[Data records]
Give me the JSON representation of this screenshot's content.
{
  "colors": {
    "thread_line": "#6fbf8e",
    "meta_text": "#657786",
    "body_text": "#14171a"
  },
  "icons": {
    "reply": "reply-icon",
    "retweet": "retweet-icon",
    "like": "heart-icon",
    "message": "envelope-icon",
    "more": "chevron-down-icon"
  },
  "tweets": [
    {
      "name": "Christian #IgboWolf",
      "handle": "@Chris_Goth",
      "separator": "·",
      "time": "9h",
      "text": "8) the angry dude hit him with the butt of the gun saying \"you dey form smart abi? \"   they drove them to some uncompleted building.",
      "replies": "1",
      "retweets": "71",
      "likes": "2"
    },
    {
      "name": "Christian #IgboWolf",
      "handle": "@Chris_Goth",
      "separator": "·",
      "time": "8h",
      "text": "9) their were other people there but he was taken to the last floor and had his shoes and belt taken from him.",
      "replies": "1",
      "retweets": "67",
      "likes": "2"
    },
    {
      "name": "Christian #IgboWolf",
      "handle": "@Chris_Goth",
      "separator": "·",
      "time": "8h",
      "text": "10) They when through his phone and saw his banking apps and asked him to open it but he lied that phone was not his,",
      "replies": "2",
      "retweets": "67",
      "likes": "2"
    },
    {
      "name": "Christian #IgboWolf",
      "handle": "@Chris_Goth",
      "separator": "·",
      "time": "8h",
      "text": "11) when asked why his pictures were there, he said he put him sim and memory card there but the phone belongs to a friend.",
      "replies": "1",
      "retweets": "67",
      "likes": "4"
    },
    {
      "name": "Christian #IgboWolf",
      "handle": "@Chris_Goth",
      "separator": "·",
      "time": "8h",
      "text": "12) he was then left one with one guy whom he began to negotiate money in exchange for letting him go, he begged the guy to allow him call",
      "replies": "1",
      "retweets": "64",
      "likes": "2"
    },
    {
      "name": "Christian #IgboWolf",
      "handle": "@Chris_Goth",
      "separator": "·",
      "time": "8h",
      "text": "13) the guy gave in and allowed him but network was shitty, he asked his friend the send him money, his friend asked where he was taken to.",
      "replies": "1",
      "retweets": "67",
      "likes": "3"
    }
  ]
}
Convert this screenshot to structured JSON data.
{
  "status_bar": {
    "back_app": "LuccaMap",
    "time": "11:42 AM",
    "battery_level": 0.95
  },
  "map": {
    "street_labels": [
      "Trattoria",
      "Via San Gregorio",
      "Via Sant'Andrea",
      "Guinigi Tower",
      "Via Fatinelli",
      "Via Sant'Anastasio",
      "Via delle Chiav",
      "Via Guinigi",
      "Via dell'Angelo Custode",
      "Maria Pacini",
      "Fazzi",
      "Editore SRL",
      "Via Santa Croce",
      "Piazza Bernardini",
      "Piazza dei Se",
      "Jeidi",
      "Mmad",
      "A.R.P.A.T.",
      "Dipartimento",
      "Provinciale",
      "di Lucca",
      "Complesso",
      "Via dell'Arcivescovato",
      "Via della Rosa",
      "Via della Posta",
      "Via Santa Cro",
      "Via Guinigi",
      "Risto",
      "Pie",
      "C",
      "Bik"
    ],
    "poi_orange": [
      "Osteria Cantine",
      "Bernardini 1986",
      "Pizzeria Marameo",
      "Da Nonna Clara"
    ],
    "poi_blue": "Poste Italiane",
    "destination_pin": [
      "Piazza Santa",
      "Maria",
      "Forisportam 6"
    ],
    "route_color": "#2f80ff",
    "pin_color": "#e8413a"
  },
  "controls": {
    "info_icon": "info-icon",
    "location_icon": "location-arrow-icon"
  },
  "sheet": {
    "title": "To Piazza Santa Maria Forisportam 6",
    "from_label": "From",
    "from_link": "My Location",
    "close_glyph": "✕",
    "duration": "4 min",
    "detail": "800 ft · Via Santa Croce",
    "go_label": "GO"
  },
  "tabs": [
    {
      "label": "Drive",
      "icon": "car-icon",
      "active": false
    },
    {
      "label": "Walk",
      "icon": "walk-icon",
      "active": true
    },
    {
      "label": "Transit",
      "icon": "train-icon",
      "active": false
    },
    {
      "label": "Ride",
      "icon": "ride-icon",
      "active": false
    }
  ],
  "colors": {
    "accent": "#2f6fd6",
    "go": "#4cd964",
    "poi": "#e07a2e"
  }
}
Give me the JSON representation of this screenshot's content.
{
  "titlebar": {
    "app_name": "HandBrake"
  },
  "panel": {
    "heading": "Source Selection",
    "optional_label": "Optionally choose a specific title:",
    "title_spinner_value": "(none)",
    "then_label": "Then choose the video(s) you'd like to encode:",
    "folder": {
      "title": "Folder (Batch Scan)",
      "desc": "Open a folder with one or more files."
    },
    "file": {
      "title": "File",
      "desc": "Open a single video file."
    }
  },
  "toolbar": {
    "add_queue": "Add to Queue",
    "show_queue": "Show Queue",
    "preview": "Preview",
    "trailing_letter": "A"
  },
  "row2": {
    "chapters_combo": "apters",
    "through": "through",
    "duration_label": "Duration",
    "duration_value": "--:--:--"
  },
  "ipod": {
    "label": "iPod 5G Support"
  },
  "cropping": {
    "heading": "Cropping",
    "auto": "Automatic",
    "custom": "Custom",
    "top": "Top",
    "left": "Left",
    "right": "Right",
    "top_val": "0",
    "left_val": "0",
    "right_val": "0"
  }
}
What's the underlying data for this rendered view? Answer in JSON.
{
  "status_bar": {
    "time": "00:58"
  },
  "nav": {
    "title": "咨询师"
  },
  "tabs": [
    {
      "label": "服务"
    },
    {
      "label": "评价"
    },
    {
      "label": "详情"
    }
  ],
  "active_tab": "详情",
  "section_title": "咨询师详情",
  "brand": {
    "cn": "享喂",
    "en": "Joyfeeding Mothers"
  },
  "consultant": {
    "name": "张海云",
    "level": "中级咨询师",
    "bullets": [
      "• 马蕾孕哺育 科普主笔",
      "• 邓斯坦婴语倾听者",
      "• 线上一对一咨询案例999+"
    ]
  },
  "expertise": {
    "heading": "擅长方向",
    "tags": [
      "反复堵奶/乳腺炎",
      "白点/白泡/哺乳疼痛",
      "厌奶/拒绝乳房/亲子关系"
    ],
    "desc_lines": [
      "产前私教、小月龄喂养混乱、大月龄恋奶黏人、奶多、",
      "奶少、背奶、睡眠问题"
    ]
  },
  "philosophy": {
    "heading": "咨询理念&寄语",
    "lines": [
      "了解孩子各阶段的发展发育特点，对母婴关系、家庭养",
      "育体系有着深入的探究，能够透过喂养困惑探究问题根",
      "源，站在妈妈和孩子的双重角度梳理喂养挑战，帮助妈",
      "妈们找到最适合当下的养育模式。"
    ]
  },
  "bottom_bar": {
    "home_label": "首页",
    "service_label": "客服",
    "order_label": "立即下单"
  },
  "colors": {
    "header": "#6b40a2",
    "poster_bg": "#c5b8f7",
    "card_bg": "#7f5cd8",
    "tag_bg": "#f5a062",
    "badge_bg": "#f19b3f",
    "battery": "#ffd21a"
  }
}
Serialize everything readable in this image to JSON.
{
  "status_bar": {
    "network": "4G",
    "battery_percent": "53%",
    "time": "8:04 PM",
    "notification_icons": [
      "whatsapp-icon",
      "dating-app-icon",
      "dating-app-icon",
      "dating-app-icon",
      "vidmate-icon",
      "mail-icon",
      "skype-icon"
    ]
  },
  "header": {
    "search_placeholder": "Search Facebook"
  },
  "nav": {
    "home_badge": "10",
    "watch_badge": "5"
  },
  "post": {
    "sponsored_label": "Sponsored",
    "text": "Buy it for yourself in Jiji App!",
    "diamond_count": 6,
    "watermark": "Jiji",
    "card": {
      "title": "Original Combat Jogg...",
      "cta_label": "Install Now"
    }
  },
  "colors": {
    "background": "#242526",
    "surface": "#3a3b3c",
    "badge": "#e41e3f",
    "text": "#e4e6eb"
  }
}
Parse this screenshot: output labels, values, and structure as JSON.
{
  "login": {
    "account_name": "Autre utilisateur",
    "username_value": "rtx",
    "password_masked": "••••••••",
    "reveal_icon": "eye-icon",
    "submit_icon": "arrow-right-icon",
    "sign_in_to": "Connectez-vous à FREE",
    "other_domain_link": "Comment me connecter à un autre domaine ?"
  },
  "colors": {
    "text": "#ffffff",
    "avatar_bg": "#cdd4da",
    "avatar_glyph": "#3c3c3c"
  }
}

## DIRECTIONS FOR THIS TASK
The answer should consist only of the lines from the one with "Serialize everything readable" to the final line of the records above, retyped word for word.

## OUTPUT OF THE EXERCISE
Serialize everything readable in this image to JSON.
{
  "status_bar": {
    "network": "4G",
    "battery_percent": "53%",
    "time": "8:04 PM",
    "notification_icons": [
      "whatsapp-icon",
      "dating-app-icon",
      "dating-app-icon",
      "dating-app-icon",
      "vidmate-icon",
      "mail-icon",
      "skype-icon"
    ]
  },
  "header": {
    "search_placeholder": "Search Facebook"
  },
  "nav": {
    "home_badge": "10",
    "watch_badge": "5"
  },
  "post": {
    "sponsored_label": "Sponsored",
    "text": "Buy it for yourself in Jiji App!",
    "diamond_count": 6,
    "watermark": "Jiji",
    "card": {
      "title": "Original Combat Jogg...",
      "cta_label": "Install Now"
    }
  },
  "colors": {
    "background": "#242526",
    "surface": "#3a3b3c",
    "badge": "#e41e3f",
    "text": "#e4e6eb"
  }
}
Parse this screenshot: output labels, values, and structure as JSON.
{
  "login": {
    "account_name": "Autre utilisateur",
    "username_value": "rtx",
    "password_masked": "••••••••",
    "reveal_icon": "eye-icon",
    "submit_icon": "arrow-right-icon",
    "sign_in_to": "Connectez-vous à FREE",
    "other_domain_link": "Comment me connecter à un autre domaine ?"
  },
  "colors": {
    "text": "#ffffff",
    "avatar_bg": "#cdd4da",
    "avatar_glyph": "#3c3c3c"
  }
}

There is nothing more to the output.